Landlords have a legal responsibility to maintain their rental properties in a habitable condition, which includes making repairs and performing maintenance as needed. This obligation is typically outlined in the lease agreement and may include specific provisions regarding the landlord’s responsibilities for repairs and maintenance. In general, landlords are required to:

  • Maintain the property in a safe and sanitary condition.
  • Make repairs to the property in a timely manner.
  • Provide adequate notice to tenants before entering the property for repairs.
  • Comply with all applicable building codes and regulations.

Landlords are not responsible for making repairs or maintenance that is caused by the tenant’s negligence or willful damage. Additionally, landlords may not charge tenants for repairs or maintenance that are the result of normal wear and tear.

If a landlord fails to make necessary repairs or maintenance, tenants may have several options, including:

  • Withholding rent until the repairs are made.
  • Filing a complaint with the local housing authority.
  • Taking legal action against the landlord.
Common Landlord Repair and Maintenance Responsibilities
Repair or MaintenanceLandlord’s Responsibility
Heating and Air ConditioningYes
Windows and DoorsYes
AppliancesYes, if provided by the landlord
Carpeting and FlooringYes, except for normal wear and tear
PaintingYes, except for normal wear and tear

Legal Remedies for Unreasonable Rent Increases

When a landlord hikes rent without making necessary repairs, tenants may seek justice through legal means. By being informed of their rights and available legal remedies, tenants can address the situation and safeguard their interests.

Withholding Rent

  • Certain jurisdictions allow tenants to withhold rent if repairs are neglected by the landlord.
  • Before exercising this right, it is important to research local laws and understand the specific requirements.
  • Proper documentation of the repair issues and communication with the landlord is essential.

Documenting the Issues

  • Tenants should maintain a detailed record of all repair requests and communications with the landlord.
  • This includes dates, descriptions of problems, copies of letters, emails, and photographs.
  • Organized documentation strengthens the tenant’s case in legal proceedings.
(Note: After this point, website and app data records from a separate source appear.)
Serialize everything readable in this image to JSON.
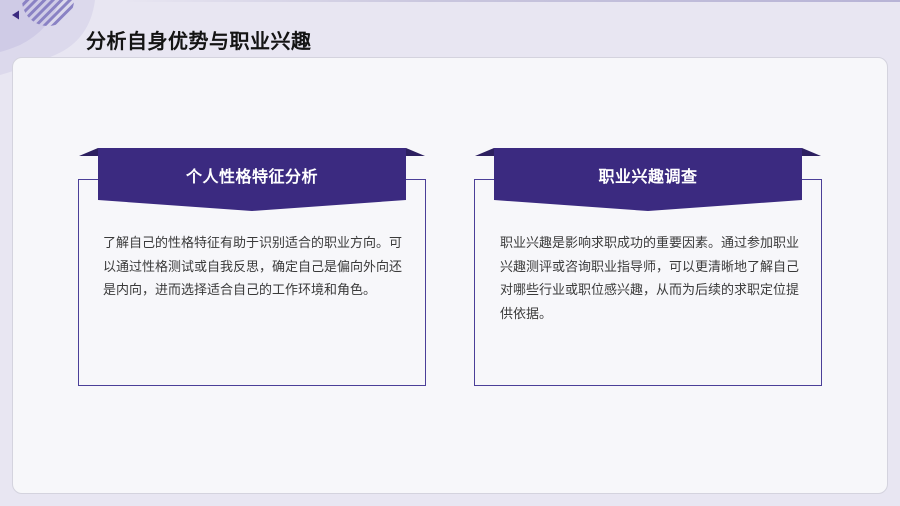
{
  "page": {
    "title": "分析自身优势与职业兴趣"
  },
  "colors": {
    "accent": "#3b2a80",
    "accent_dark": "#2d2060",
    "border": "#4b3f98",
    "panel_bg": "#f7f7fa",
    "page_bg": "#e8e6f2"
  },
  "cards": [
    {
      "title": "个人性格特征分析",
      "body": "了解自己的性格特征有助于识别适合的职业方向。可以通过性格测试或自我反思，确定自己是偏向外向还是内向，进而选择适合自己的工作环境和角色。"
    },
    {
      "title": "职业兴趣调查",
      "body": "职业兴趣是影响求职成功的重要因素。通过参加职业兴趣测评或咨询职业指导师，可以更清晰地了解自己对哪些行业或职位感兴趣，从而为后续的求职定位提供依据。"
    }
  ]
}
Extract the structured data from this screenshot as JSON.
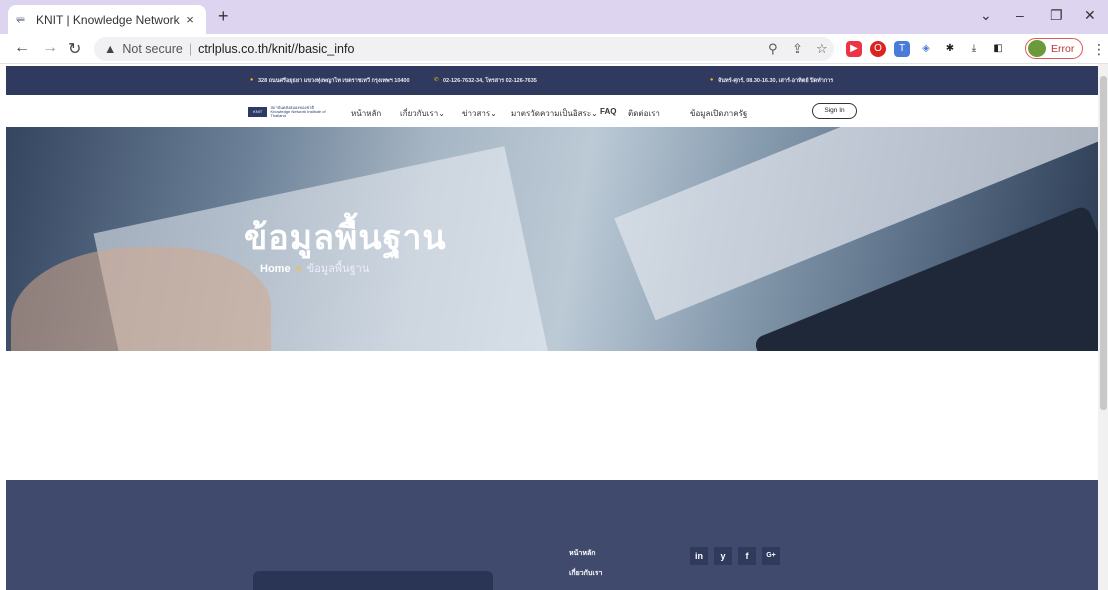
{
  "browser": {
    "tab_title": "KNIT | Knowledge Network Instit",
    "tab_close": "×",
    "new_tab": "+",
    "not_secure": "Not secure",
    "url": "ctrlplus.co.th/knit//basic_info",
    "profile_label": "Error"
  },
  "site": {
    "topbar": {
      "address": "328 ถนนศรีอยุธยา แขวงทุ่งพญาไท เขตราชเทวี กรุงเทพฯ 10400",
      "phone": "02-126-7632-34, โทรสาร 02-126-7635",
      "hours": "จันทร์-ศุกร์, 08.30-16.30, เสาร์-อาทิตย์ ปิดทำการ"
    },
    "logo": {
      "mark": "KNIT",
      "line1": "สถาบันคลังสมองของชาติ",
      "line2": "Knowledge Network Institute of Thailand"
    },
    "nav": {
      "home": "หน้าหลัก",
      "about": "เกี่ยวกับเรา",
      "news": "ข่าวสาร",
      "ita": "มาตรวัดความเป็นอิสระ",
      "faq": "FAQ",
      "contact": "ติดต่อเรา",
      "opendata": "ข้อมูลเปิดภาครัฐ",
      "signin": "Sign In"
    },
    "hero": {
      "title": "ข้อมูลพื้นฐาน",
      "crumb_home": "Home",
      "crumb_sep": "»",
      "crumb_current": "ข้อมูลพื้นฐาน"
    },
    "footer": {
      "link_home": "หน้าหลัก",
      "link_about": "เกี่ยวกับเรา",
      "social": [
        "in",
        "y",
        "f",
        "G+"
      ]
    }
  }
}
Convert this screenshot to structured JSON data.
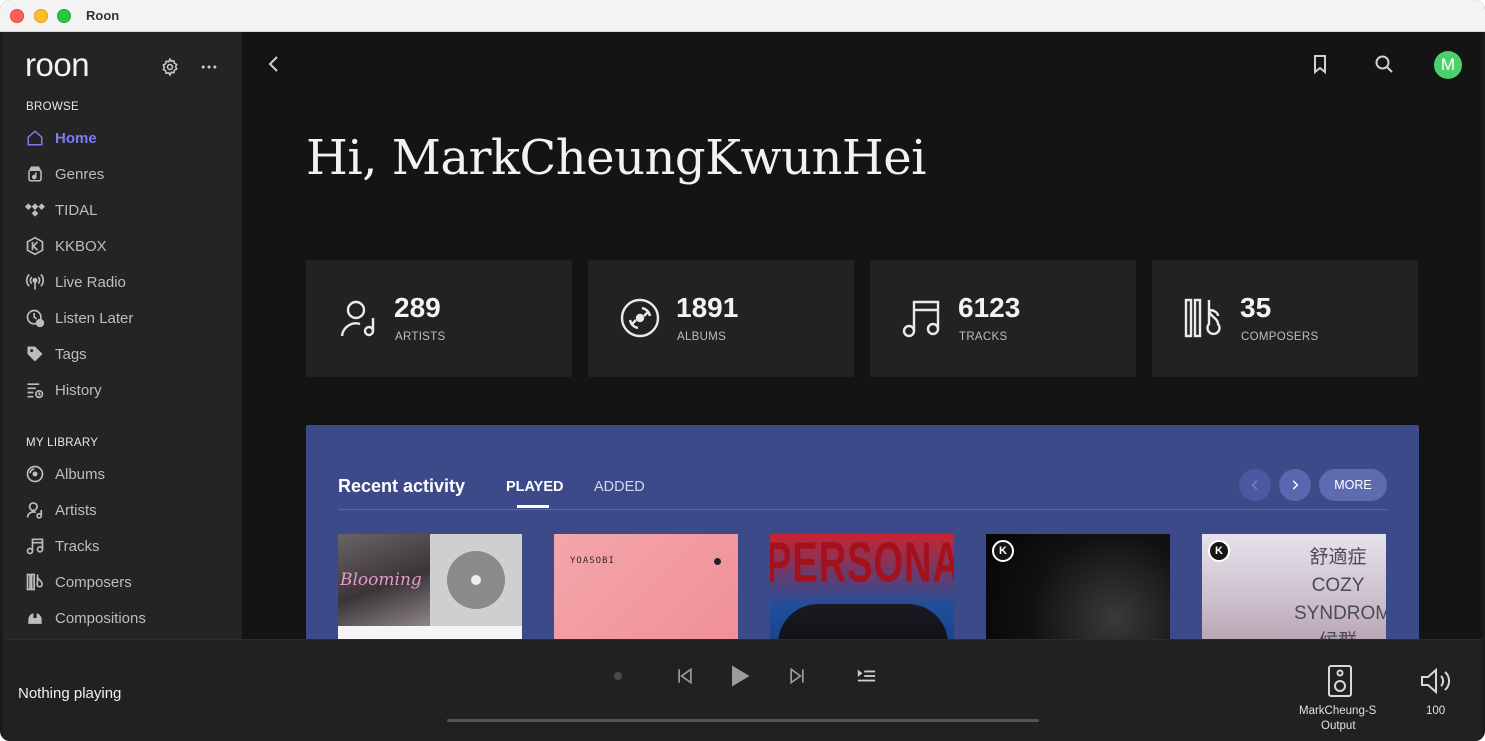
{
  "window": {
    "title": "Roon"
  },
  "sidebar": {
    "logo_text": "roon",
    "browse_heading": "BROWSE",
    "browse_items": [
      {
        "label": "Home",
        "icon": "home-icon",
        "active": true
      },
      {
        "label": "Genres",
        "icon": "genres-icon"
      },
      {
        "label": "TIDAL",
        "icon": "tidal-icon"
      },
      {
        "label": "KKBOX",
        "icon": "kkbox-icon"
      },
      {
        "label": "Live Radio",
        "icon": "radio-icon"
      },
      {
        "label": "Listen Later",
        "icon": "listen-later-icon"
      },
      {
        "label": "Tags",
        "icon": "tag-icon"
      },
      {
        "label": "History",
        "icon": "history-icon"
      }
    ],
    "library_heading": "MY LIBRARY",
    "library_items": [
      {
        "label": "Albums",
        "icon": "album-icon"
      },
      {
        "label": "Artists",
        "icon": "artist-icon"
      },
      {
        "label": "Tracks",
        "icon": "music-note-icon"
      },
      {
        "label": "Composers",
        "icon": "composer-icon"
      },
      {
        "label": "Compositions",
        "icon": "composition-icon"
      }
    ]
  },
  "header": {
    "avatar_initial": "M"
  },
  "main": {
    "greeting": "Hi, MarkCheungKwunHei",
    "stats": [
      {
        "value": "289",
        "label": "ARTISTS",
        "icon": "artist-icon"
      },
      {
        "value": "1891",
        "label": "ALBUMS",
        "icon": "album-icon"
      },
      {
        "value": "6123",
        "label": "TRACKS",
        "icon": "music-note-icon"
      },
      {
        "value": "35",
        "label": "COMPOSERS",
        "icon": "composer-icon"
      }
    ],
    "activity": {
      "title": "Recent activity",
      "tabs": [
        "PLAYED",
        "ADDED"
      ],
      "active_tab": "PLAYED",
      "more_label": "MORE",
      "covers": [
        {
          "text": "Blooming",
          "kkbox": false
        },
        {
          "text": "YOASOBI",
          "kkbox": false
        },
        {
          "text": "PERSONA WITHIN",
          "kkbox": false
        },
        {
          "text": "",
          "kkbox": true
        },
        {
          "text": "舒適症 COZY SYNDROME 候群",
          "kkbox": true
        }
      ],
      "accent_color": "#3d4a8a"
    }
  },
  "player": {
    "status": "Nothing playing",
    "zone_name": "MarkCheung-S",
    "zone_sub": "Output",
    "volume": "100"
  },
  "colors": {
    "accent": "#7a7cf0",
    "avatar": "#4ad16b"
  }
}
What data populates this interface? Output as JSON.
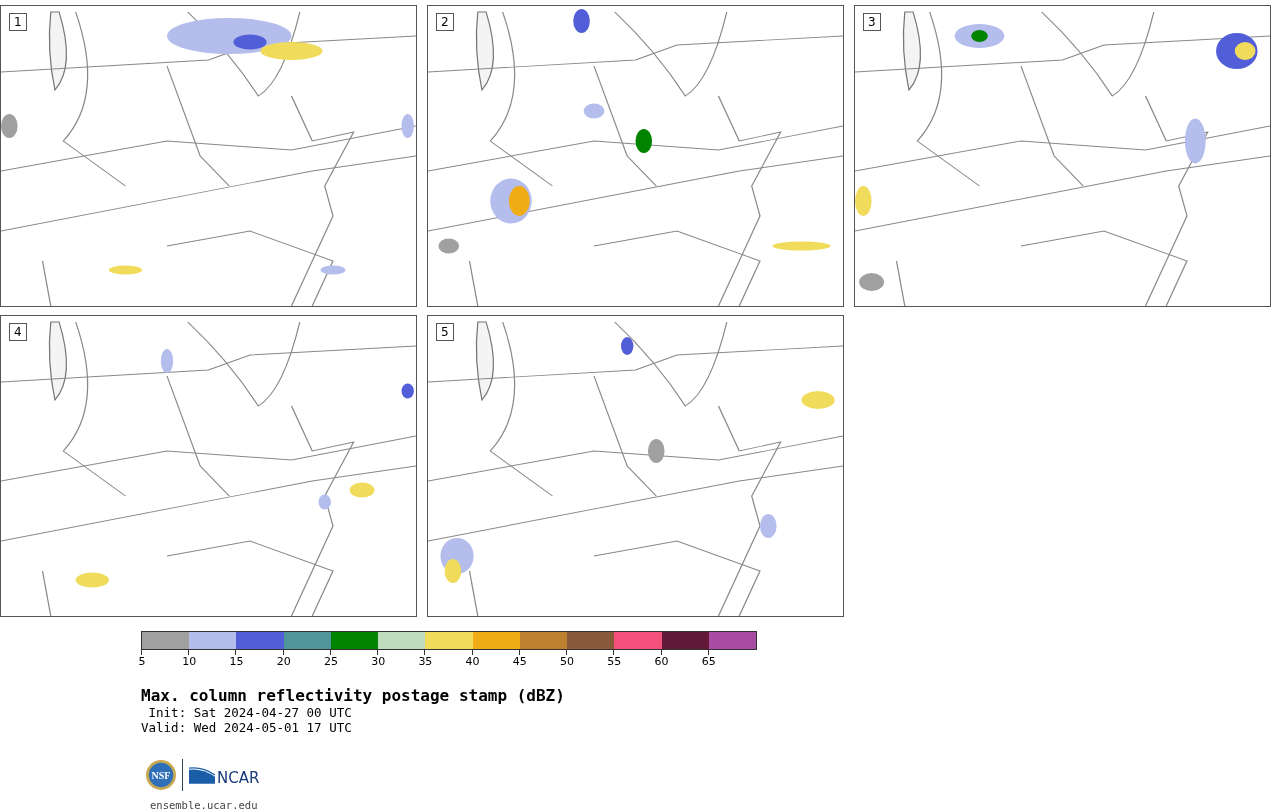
{
  "panels": [
    {
      "label": "1",
      "kind": "picture"
    },
    {
      "label": "2",
      "kind": "picture"
    },
    {
      "label": "3",
      "kind": "picture"
    },
    {
      "label": "4",
      "kind": "picture"
    },
    {
      "label": "5",
      "kind": "picture"
    }
  ],
  "colorbar": {
    "segments": [
      {
        "color": "#a0a0a0"
      },
      {
        "color": "#b4bdec"
      },
      {
        "color": "#525ed8"
      },
      {
        "color": "#4f9599"
      },
      {
        "color": "#008400"
      },
      {
        "color": "#bcdcbc"
      },
      {
        "color": "#f0dc5a"
      },
      {
        "color": "#f0ac14"
      },
      {
        "color": "#bc8030"
      },
      {
        "color": "#8a5a3c"
      },
      {
        "color": "#f4507c"
      },
      {
        "color": "#621838"
      },
      {
        "color": "#aa4ca4"
      }
    ],
    "ticks": [
      "5",
      "10",
      "15",
      "20",
      "25",
      "30",
      "35",
      "40",
      "45",
      "50",
      "55",
      "60",
      "65"
    ]
  },
  "title": "Max. column reflectivity postage stamp (dBZ)",
  "init": " Init: Sat 2024-04-27 00 UTC",
  "valid": "Valid: Wed 2024-05-01 17 UTC",
  "logo": {
    "seal_text": "NSF",
    "wordmark": "NCAR"
  },
  "footer": "ensemble.ucar.edu"
}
Filing a Complaint with Housing Authorities

  • In many areas, tenants can file complaints with local housing agencies or code enforcement departments.
  • These agencies investigate complaints and enforce housing regulations, which may include addressing repair issues.
  • Filing a complaint can prompt the landlord to take action and rectify the situation.

Small Claims Court

  • If a landlord fails to make repairs and continues to demand increased rent, tenants can seek relief through small claims court.
  • Tenants can sue the landlord for breach of contract, negligence, or unfair trade practices.
  • In small claims court, tenants can present their evidence and argue their case without the need for an attorney.

Negotiation and Mediation

  • In some cases, tenants may be able to resolve the dispute through negotiation or mediation.
  • Tenants can communicate directly with the landlord or involve a third party to facilitate discussions.
  • Reaching a mutually agreeable solution can avoid the time and expense of legal proceedings.
Legal Remedies for Unreasonable Rent Increases
Withholding RentLegally withholding rent if necessary repairs are neglected.
Documenting IssuesMeticulously recording repair requests, communications, and evidence.
Filing a ComplaintReporting the issue to local housing agencies or code enforcement departments.
Small Claims CourtSuing the landlord for breach of contract, negligence, or unfair trade practices.
Negotiation and MediationSeeking a mutually agreeable solution through direct communication or mediation.

Thanks for sticking with me until the end, and hopefully now you have a better idea of whether your landlord can increase your rent without making repairs. I know this can be a frustrating situation, but hopefully this article has been helpful. If you have any questions that this article didn’t cover or if new stuff comes up, be sure to visit again. I’ll be here, ready to help you tackle your landlord issues with knowledge and determination. Until next time, keep your head up and remember, you’ve got rights as a tenant, don’t let anyone tell you otherwise.